"He was excellent at that," said Bruce Allbright, a former Dayton Hudson president. "We got top-notch people in most all positions … He was a good, good man in every sense of the word. He did not put himself first in any way I know of."

Retired Target CEO Bob Ulrich said Wingate influenced his career, encouraging his move from the department store division into Target.

"He offered great guidance to others in terms of building backup and team members," Ulrich said.

Wingate was born in Lincoln, Neb., and lived in dozens of cities in the West during the Depression as his father sought work, according to family members. In Wellington, Kan., where the family eventually settled, Wingate got his first job working for the railroad, and eventually financial help to attend college and other career encouragement from the local trainmaster.

That experience — of an employer helping an employee's career — influenced Wingate throughout his life, family members said.

"He would always look for ways he could be supportive of others," said his daughter, Laurie Wingate.

After graduating from Kansas State in 1954, he served as a captain in the U.S. Air Force and went on to earn a master's degree in business administration from University of California, Berkeley in 1959. After that, he did a decade of labor relations work in California.

In 1971, he moved to the Twin Cities to serve as vice president of human resources at Toro in Bloomington, and later worked at Pillsbury. The rest of his career was spent in Minnesota except for a two-year stint at Shaklee Corp. in California before moving back to take a job at Dayton Hudson.

"His talents and skills were not known outside of Target and probably not even known in a big way throughout Target," said retired Wells Fargo CEO and longtime Target director Richard Kovacevich.

Wingate also served on the boards of Toro, Iams pet foods and other companies.

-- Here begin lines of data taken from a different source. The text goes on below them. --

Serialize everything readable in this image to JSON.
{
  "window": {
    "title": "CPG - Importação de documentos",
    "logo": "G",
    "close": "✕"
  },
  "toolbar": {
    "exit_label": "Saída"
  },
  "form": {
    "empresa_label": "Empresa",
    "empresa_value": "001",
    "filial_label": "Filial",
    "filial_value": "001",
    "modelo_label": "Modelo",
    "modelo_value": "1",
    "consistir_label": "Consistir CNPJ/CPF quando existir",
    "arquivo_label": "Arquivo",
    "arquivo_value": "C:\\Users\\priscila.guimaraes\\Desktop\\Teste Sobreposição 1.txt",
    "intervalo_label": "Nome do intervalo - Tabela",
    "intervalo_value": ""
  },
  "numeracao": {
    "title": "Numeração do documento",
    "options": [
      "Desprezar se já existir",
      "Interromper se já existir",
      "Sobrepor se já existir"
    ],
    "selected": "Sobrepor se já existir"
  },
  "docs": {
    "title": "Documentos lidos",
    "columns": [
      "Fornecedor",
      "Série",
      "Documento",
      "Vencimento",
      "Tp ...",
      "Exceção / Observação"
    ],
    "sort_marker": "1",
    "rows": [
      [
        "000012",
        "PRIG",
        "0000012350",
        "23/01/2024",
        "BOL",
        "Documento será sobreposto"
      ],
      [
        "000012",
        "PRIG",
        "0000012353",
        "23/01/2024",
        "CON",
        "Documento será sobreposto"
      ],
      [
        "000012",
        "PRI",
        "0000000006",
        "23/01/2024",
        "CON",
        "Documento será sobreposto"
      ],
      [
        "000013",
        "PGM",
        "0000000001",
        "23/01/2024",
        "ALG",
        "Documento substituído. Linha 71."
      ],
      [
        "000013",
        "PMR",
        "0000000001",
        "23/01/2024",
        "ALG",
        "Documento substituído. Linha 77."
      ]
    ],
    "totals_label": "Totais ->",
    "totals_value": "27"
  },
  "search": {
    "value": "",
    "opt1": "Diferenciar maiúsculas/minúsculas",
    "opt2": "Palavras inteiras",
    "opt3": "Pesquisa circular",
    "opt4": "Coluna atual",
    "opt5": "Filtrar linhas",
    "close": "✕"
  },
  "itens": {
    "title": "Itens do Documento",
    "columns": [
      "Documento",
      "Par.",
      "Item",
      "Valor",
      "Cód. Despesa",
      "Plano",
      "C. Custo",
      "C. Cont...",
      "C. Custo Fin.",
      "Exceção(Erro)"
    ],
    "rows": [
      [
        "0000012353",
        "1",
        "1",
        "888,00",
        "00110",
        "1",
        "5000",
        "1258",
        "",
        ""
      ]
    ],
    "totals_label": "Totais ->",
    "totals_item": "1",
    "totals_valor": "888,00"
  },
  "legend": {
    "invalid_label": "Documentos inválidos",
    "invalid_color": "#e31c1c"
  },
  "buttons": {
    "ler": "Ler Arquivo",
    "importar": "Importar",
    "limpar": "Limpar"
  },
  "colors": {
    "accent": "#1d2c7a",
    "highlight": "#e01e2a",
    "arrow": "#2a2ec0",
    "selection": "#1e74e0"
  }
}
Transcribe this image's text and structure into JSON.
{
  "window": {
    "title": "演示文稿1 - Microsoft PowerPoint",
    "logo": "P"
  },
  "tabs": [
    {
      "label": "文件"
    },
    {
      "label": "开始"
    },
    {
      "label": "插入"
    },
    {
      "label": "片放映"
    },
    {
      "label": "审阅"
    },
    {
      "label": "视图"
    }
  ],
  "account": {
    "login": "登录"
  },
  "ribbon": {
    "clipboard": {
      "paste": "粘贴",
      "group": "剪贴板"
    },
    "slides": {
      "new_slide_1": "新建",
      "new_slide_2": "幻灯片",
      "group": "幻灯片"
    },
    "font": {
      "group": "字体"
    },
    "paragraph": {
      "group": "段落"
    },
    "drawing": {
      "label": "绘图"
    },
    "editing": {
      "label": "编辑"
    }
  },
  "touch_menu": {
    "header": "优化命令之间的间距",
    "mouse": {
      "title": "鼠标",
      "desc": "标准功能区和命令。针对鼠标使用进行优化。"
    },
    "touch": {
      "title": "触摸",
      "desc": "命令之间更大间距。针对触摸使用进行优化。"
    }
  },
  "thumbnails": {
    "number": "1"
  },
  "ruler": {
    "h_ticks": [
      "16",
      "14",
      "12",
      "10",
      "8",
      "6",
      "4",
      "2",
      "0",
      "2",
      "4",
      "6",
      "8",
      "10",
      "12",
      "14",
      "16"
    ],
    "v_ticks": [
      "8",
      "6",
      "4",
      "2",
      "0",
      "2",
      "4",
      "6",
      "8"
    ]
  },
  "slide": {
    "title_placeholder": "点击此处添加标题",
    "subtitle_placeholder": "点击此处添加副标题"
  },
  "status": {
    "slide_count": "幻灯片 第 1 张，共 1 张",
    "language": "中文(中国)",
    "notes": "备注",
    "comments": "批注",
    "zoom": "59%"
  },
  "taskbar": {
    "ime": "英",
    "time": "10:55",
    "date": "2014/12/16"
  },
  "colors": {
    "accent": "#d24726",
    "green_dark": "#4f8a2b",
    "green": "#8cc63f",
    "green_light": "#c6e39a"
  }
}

During the early 1990s debate over President Bill Clinton's proposed health care plan, Wingate played a prominent role speaking on behalf of businesses potentially affected by the measure, which didn't pass. In an interview with the New York Times at the time, Wingate said companies could cope with health care spending targets set by the government — a key feature of that plan. "In the long run, we hope competitive forces would make it superfluous," he said.

He served as an elder at Faith Presbyterian Church in Minnetonka and Christ Presbyterian Church in Edina. He was an avid golfer — making three holes-in-one during his lifetime. In the mid-1990s, after his second marriage, he moved to Northfield and lived halftime in Arizona.

He is survived by his wife, Karen Nomeland Wingate; daughter Laurie Wingate, of Washington, D.C.; a stepdaughter, Dr. Jill Dulac, of Eden Prairie; a stepson, Dr. Tom Nomeland, of Lakeville; a brother, James Wingate, of Minnetonka; and three grandchildren and six stepgrandchildren.

A memorial service will be held at 2 p.m. Thursday at St. John's Lutheran Church in Northfield.